*** Opening of Supplied material ***
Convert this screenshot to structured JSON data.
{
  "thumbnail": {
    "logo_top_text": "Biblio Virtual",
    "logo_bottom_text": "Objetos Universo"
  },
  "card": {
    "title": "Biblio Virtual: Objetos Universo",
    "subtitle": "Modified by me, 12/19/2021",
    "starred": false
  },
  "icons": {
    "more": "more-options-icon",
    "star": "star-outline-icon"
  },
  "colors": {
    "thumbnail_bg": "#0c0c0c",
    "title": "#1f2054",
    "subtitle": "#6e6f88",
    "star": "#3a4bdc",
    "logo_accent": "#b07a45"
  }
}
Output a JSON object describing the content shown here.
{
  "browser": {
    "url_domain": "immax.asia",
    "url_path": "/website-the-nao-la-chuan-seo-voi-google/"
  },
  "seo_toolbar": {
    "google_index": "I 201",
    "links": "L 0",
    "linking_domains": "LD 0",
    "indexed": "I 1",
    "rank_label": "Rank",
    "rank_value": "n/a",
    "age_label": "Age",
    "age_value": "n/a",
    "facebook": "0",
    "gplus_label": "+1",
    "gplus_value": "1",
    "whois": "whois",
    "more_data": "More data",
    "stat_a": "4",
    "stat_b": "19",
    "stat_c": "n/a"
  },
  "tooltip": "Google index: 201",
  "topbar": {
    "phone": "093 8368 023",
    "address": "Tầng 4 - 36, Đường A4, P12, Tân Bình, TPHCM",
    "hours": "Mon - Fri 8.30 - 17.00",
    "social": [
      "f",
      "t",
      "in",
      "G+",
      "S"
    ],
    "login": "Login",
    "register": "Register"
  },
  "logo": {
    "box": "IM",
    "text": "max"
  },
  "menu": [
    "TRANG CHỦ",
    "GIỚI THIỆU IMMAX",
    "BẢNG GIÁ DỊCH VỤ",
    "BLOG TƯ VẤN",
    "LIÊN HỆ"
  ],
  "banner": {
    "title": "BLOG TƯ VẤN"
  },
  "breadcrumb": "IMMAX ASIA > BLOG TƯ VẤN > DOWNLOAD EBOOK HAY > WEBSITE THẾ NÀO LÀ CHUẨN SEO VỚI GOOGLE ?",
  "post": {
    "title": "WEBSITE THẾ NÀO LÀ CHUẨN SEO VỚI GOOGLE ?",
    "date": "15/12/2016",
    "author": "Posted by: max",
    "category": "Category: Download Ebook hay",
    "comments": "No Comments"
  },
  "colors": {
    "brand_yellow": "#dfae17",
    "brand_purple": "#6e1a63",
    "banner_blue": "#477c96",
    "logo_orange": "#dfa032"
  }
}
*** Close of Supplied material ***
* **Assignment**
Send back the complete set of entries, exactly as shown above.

* **Your solution**
Convert this screenshot to structured JSON data.
{
  "thumbnail": {
    "logo_top_text": "Biblio Virtual",
    "logo_bottom_text": "Objetos Universo"
  },
  "card": {
    "title": "Biblio Virtual: Objetos Universo",
    "subtitle": "Modified by me, 12/19/2021",
    "starred": false
  },
  "icons": {
    "more": "more-options-icon",
    "star": "star-outline-icon"
  },
  "colors": {
    "thumbnail_bg": "#0c0c0c",
    "title": "#1f2054",
    "subtitle": "#6e6f88",
    "star": "#3a4bdc",
    "logo_accent": "#b07a45"
  }
}
Output a JSON object describing the content shown here.
{
  "browser": {
    "url_domain": "immax.asia",
    "url_path": "/website-the-nao-la-chuan-seo-voi-google/"
  },
  "seo_toolbar": {
    "google_index": "I 201",
    "links": "L 0",
    "linking_domains": "LD 0",
    "indexed": "I 1",
    "rank_label": "Rank",
    "rank_value": "n/a",
    "age_label": "Age",
    "age_value": "n/a",
    "facebook": "0",
    "gplus_label": "+1",
    "gplus_value": "1",
    "whois": "whois",
    "more_data": "More data",
    "stat_a": "4",
    "stat_b": "19",
    "stat_c": "n/a"
  },
  "tooltip": "Google index: 201",
  "topbar": {
    "phone": "093 8368 023",
    "address": "Tầng 4 - 36, Đường A4, P12, Tân Bình, TPHCM",
    "hours": "Mon - Fri 8.30 - 17.00",
    "social": [
      "f",
      "t",
      "in",
      "G+",
      "S"
    ],
    "login": "Login",
    "register": "Register"
  },
  "logo": {
    "box": "IM",
    "text": "max"
  },
  "menu": [
    "TRANG CHỦ",
    "GIỚI THIỆU IMMAX",
    "BẢNG GIÁ DỊCH VỤ",
    "BLOG TƯ VẤN",
    "LIÊN HỆ"
  ],
  "banner": {
    "title": "BLOG TƯ VẤN"
  },
  "breadcrumb": "IMMAX ASIA > BLOG TƯ VẤN > DOWNLOAD EBOOK HAY > WEBSITE THẾ NÀO LÀ CHUẨN SEO VỚI GOOGLE ?",
  "post": {
    "title": "WEBSITE THẾ NÀO LÀ CHUẨN SEO VỚI GOOGLE ?",
    "date": "15/12/2016",
    "author": "Posted by: max",
    "category": "Category: Download Ebook hay",
    "comments": "No Comments"
  },
  "colors": {
    "brand_yellow": "#dfae17",
    "brand_purple": "#6e1a63",
    "banner_blue": "#477c96",
    "logo_orange": "#dfa032"
  }
}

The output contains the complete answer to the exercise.